(Records from a collection)
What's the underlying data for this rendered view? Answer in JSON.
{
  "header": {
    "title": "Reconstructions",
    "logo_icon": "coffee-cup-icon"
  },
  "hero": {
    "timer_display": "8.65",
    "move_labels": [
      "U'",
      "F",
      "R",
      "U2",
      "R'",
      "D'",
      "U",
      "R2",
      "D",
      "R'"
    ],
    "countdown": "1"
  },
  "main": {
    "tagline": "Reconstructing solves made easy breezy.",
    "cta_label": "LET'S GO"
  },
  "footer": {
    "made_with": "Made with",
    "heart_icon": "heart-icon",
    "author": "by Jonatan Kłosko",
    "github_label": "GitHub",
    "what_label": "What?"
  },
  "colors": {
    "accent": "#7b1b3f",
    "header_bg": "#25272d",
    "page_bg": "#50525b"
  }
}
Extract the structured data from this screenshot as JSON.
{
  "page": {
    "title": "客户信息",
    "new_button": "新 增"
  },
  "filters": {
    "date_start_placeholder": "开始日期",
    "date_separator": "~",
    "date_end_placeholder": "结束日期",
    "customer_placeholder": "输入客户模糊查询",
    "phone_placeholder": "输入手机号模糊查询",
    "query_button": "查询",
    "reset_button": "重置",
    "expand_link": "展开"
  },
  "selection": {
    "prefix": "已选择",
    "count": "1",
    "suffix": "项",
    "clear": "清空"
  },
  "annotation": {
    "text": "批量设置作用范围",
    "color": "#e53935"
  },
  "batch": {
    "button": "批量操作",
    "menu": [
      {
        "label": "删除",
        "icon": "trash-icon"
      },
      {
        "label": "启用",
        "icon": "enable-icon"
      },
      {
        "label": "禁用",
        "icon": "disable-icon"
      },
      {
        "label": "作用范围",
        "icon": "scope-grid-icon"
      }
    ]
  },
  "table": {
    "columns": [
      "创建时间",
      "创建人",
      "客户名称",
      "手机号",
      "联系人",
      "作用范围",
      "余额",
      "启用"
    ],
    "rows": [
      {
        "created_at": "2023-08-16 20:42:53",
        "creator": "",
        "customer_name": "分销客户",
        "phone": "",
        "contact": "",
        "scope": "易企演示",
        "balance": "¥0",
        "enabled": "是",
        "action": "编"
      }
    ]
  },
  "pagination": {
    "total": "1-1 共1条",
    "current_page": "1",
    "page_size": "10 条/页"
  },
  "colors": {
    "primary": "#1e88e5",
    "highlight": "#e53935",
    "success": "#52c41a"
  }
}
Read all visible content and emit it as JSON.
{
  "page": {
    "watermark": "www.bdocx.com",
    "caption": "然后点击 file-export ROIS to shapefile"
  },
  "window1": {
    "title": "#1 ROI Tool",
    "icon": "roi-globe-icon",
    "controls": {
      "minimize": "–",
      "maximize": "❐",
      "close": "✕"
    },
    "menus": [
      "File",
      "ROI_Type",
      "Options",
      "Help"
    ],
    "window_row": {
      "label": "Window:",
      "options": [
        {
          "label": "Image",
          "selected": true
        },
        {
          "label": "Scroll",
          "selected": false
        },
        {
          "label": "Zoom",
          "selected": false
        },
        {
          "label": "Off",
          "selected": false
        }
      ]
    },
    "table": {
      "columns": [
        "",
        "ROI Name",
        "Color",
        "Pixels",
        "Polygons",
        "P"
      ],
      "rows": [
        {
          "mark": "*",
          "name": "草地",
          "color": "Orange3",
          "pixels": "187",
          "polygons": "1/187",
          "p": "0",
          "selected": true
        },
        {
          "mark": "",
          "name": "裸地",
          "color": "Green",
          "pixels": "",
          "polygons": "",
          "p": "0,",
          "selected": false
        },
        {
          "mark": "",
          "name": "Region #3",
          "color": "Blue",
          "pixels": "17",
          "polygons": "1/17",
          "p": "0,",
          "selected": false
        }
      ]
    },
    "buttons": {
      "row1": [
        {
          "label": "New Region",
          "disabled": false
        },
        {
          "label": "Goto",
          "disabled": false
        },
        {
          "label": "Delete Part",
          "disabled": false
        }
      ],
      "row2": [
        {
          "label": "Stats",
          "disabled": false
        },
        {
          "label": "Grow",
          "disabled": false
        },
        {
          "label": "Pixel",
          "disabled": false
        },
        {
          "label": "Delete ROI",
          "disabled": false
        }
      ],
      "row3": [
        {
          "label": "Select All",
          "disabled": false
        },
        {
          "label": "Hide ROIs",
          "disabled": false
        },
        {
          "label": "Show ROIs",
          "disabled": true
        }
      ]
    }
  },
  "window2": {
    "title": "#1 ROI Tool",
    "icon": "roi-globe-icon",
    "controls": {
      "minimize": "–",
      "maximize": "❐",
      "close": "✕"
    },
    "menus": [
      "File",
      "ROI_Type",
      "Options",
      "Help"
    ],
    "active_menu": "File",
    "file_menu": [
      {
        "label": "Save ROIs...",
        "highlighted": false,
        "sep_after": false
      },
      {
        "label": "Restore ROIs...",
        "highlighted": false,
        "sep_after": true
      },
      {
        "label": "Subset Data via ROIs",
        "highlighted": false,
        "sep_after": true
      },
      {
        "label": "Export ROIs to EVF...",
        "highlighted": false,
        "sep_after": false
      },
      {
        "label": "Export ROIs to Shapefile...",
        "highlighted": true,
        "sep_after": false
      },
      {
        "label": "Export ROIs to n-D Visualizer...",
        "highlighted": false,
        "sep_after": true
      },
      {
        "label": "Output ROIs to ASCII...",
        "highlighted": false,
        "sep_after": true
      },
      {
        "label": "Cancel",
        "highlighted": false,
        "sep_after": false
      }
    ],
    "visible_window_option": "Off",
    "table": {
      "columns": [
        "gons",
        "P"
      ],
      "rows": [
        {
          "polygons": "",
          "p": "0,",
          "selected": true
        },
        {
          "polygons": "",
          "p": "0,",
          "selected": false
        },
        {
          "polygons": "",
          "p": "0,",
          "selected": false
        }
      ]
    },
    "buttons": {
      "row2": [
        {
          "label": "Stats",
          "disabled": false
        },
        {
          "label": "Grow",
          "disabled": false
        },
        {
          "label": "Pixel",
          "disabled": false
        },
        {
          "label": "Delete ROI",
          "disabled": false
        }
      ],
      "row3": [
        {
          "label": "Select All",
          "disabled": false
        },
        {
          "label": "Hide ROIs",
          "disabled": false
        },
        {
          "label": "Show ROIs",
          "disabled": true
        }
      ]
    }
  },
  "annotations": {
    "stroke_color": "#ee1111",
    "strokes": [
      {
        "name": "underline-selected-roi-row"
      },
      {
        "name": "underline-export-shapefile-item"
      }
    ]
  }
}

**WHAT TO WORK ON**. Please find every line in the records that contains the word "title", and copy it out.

**EXERCISE SOLUTION**.
    "title": "Reconstructions",
    "title": "客户信息",
    "title": "#1 ROI Tool",
    "title": "#1 ROI Tool",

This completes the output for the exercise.